The Weekend Five: Lessons Learned from Audrey Hepburn Characters
Everything I know, I learned from Audrey Hepburn.
Okay, perhaps that’s an exaggeration, but ever since I first watched Roman Holiday back in high school, I have been in awe of the glamorous actress and her equally glamorous characters. I dressed up as Holly Golightly for my decades-themed 21st birthday party (complete with the fancy cigarette holder), and whenever I’m stressed out, I’ll often turn on one of her movies to relax. (I even somehow integrated Audrey’s film characters into a blog post about balancing health and a social life.) The actress herself was someone to aspire to – a humanitarian and devoted mother.
This weekend’s blog focuses on a few of the lessons to be learned from some of her more popular roles. Share your own favorites in the comments section below!
1. “Oh, but Paris isn’t for changing planes, it’s… it’s for changing your outlook… for throwing open the windows and letting in… letting in la vie en rose.” – Sabrina Fairchild, Sabrina (1954)
Early in the movie, a lovesick and insecure Sabrina travels from New York to Paris to attend culinary school, and she emerges a sophisticated and confident young woman. The lesson to be learned from this? Sometimes, all you need is a change in scenery to become a different person. For Sabrina, that new backdrop is the Eiffel Tower, but in reality it can be anywhere – a new city, a new country, or even a new park across town that you’ve never visited before. Travel, no matter how far the distance, can change your perspective on the world, on people and on life in general. (And of course, when in doubt, Paris is always a good idea.)
2. “There are certain shades of limelight that can wreck a girl’s complexion.” – Holly Golightly, Breakfast at Tiffany’s (1961)
Not all attention is positive attention. Holly Golightly learns this the difficult way, as she finds herself at the center of more than one scandal throughout the film. Certain shades of limelight, in fact, can lead to a negative public perception of a person. It’s okay to make mistakes from time to time, but important to strongly consider the choices you make and align them with the reputation you want to have.
3. “When you can be fancy-free and flash a smile that folks come flocking to see, you’ll be as lovely as can be.” – Jo Stockton, Funny Face (1957)
Positivity goes a long way. Sometimes, a simple smile can make a person’s whole day that much brighter. We may worry about how well we’re dressing for our body types or when was the last time we had our roots touched up, but an even more important lesson in how to be lovely is to consider the way we make others feel and the type of energy we put out into the world.

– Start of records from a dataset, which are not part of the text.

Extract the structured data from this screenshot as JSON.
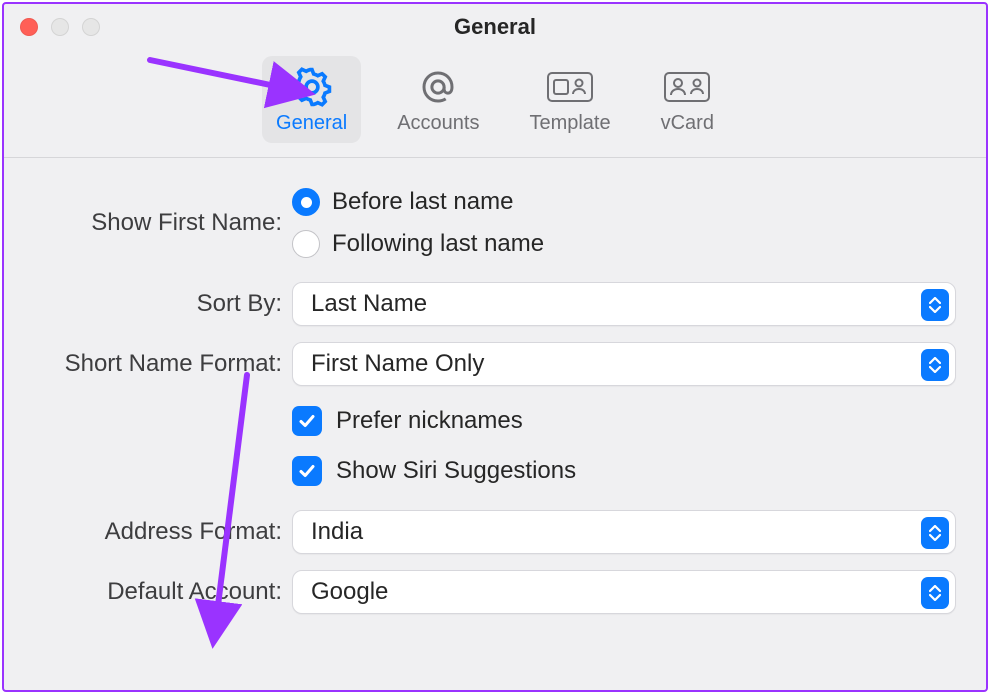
{
  "window": {
    "title": "General"
  },
  "tabs": {
    "general": {
      "label": "General"
    },
    "accounts": {
      "label": "Accounts"
    },
    "template": {
      "label": "Template"
    },
    "vcard": {
      "label": "vCard"
    }
  },
  "labels": {
    "show_first_name": "Show First Name:",
    "sort_by": "Sort By:",
    "short_name_format": "Short Name Format:",
    "address_format": "Address Format:",
    "default_account": "Default Account:"
  },
  "show_first_name": {
    "before": {
      "label": "Before last name",
      "checked": true
    },
    "following": {
      "label": "Following last name",
      "checked": false
    }
  },
  "sort_by": {
    "value": "Last Name"
  },
  "short_name_format": {
    "value": "First Name Only"
  },
  "prefer_nicknames": {
    "label": "Prefer nicknames",
    "checked": true
  },
  "show_siri": {
    "label": "Show Siri Suggestions",
    "checked": true
  },
  "address_format": {
    "value": "India"
  },
  "default_account": {
    "value": "Google"
  }
}
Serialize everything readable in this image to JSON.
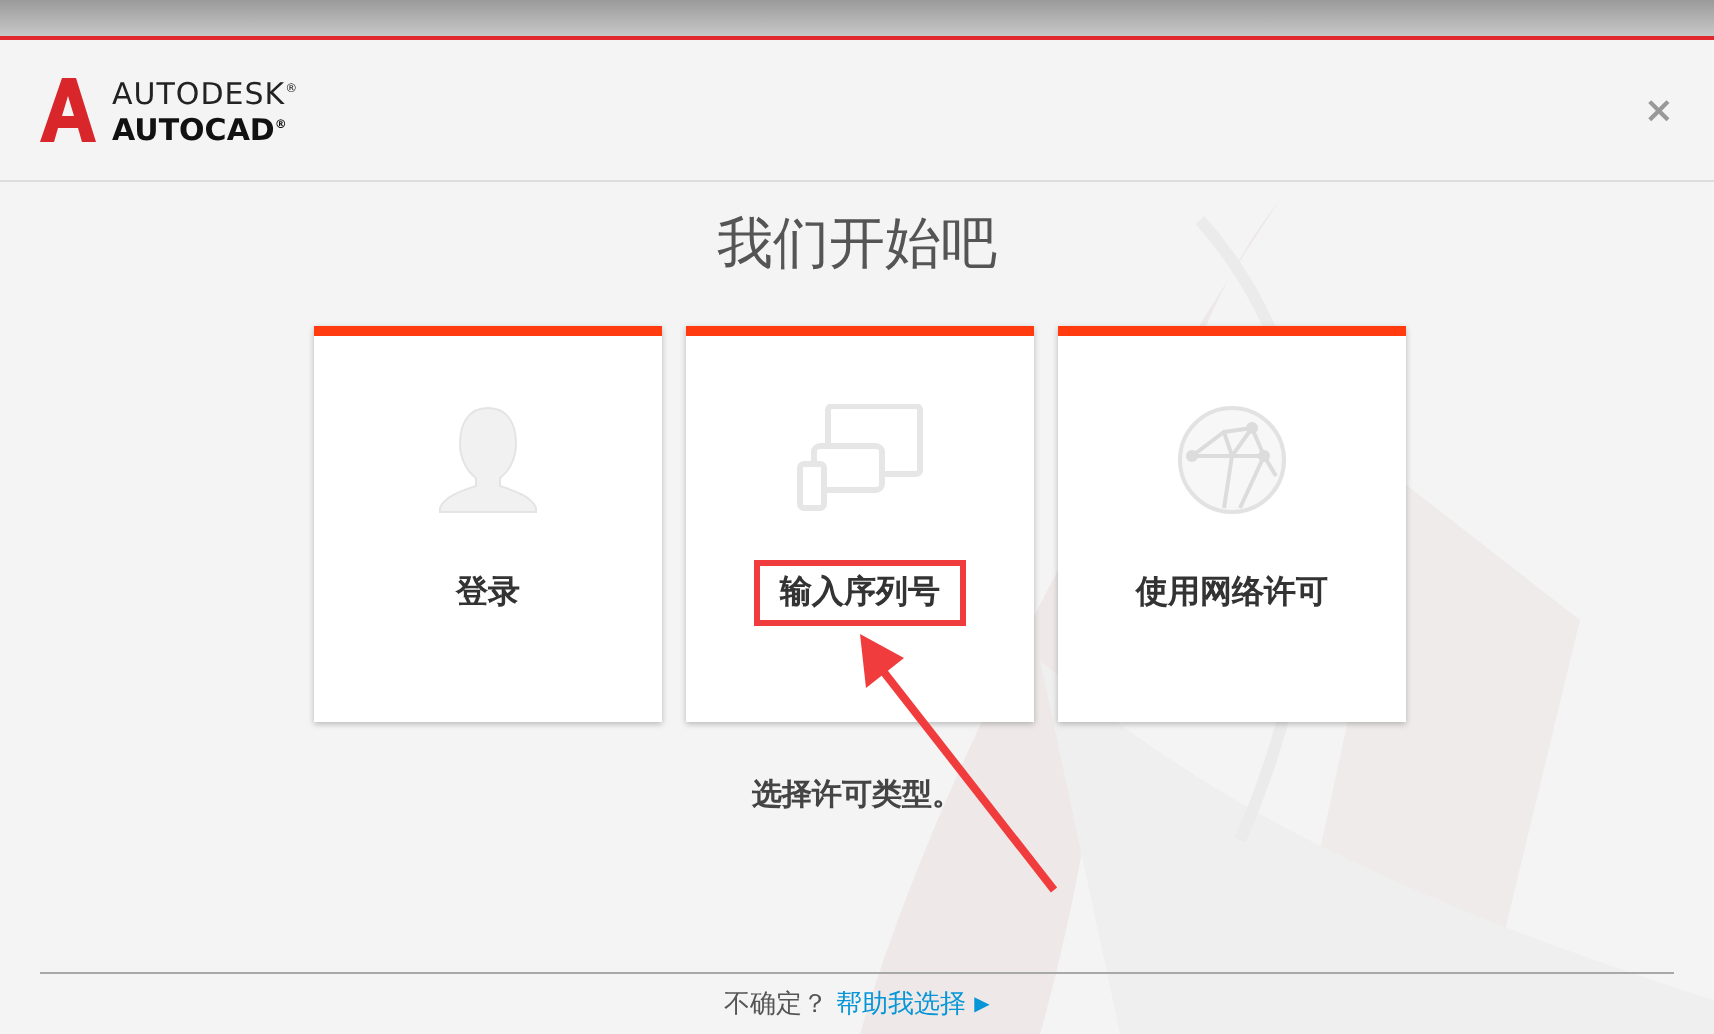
{
  "header": {
    "brand": "AUTODESK$^{®}$",
    "product": "AUTOCAD$^{®}$",
    "close": "×"
  },
  "title": "我们开始吧",
  "cards": [
    {
      "kind": "person",
      "label": "登录",
      "highlighted": false
    },
    {
      "kind": "devices",
      "label": "输入序列号",
      "highlighted": true
    },
    {
      "kind": "network",
      "label": "使用网络许可",
      "highlighted": false
    }
  ],
  "hint": "选择许可类型。",
  "footer": {
    "question": "不确定？",
    "link": "帮助我选择",
    "link_icon": "▶"
  }
}
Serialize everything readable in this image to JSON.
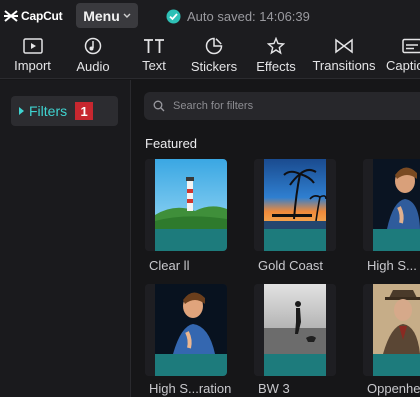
{
  "app": {
    "brand": "CapCut",
    "menu_label": "Menu",
    "autosave_text": "Auto saved: 14:06:39"
  },
  "toolbar": {
    "items": [
      {
        "label": "Import",
        "icon": "import-icon"
      },
      {
        "label": "Audio",
        "icon": "audio-icon"
      },
      {
        "label": "Text",
        "icon": "text-icon"
      },
      {
        "label": "Stickers",
        "icon": "stickers-icon"
      },
      {
        "label": "Effects",
        "icon": "effects-icon"
      },
      {
        "label": "Transitions",
        "icon": "transitions-icon"
      },
      {
        "label": "Captio",
        "icon": "captions-icon"
      }
    ]
  },
  "sidebar": {
    "items": [
      {
        "label": "Filters",
        "badge": "1",
        "selected": true
      }
    ]
  },
  "search": {
    "placeholder": "Search for filters"
  },
  "featured": {
    "title": "Featured",
    "filters": [
      {
        "name": "Clear ll"
      },
      {
        "name": "Gold Coast"
      },
      {
        "name": "High S..."
      },
      {
        "name": "High S...ration"
      },
      {
        "name": "BW 3"
      },
      {
        "name": "Oppenhe"
      }
    ]
  },
  "colors": {
    "accent": "#3fd4d1",
    "badge": "#c7272f",
    "autosave_check": "#2ec0b6",
    "card_strip": "#1d7b7c"
  }
}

4. “You musn’t give your heart to a wild thing. The more you do, the stronger they get, until they’re strong enough to run into the woods or fly into a tree. And then to a higher tree and then to the sky.” – Holly Golightly, Breakfast at Tiffany’s (1961)
Don’t go into a relationship with the intent to change someone. If the person you fall for tells you that he or she doesn’t want to settle down, believe that person. Never idealize someone to the point that their flaws or even their differences in opinion don’t exist. Recognize people for whom they are and don’t try to pin down someone who doesn’t want to be pinned down.
5. When in doubt, break the rules and take a mental health day. – Princess Ann, Roman Holiday (1953)
This lesson isn’t a quote from Roman Holiday, but it does partially sum up the film’s premise. Princess Ann has grown weary of her press engagements during her tour of Europe, so she escapes to spend a day as a Roman tourist, making a few unlikely friends along the way. The film ends on a bittersweet note, and she ultimately returns to her duties as princess, but Ann does have the opportunity to experience Rome from a different perspective and make lasting memories of her time in the ancient city. Sometimes in life, it’s okay to take a break from your obligations and do something exciting for your own well-being. Recognize when you are being stretched too thin, and do something about it.
What are your favorite lessons from Audrey Hepburn’s iconic movie roles? Sound off in the comments section below!
3 Replies to “The Weekend Five: Lessons Learned from Audrey Hepburn Characters”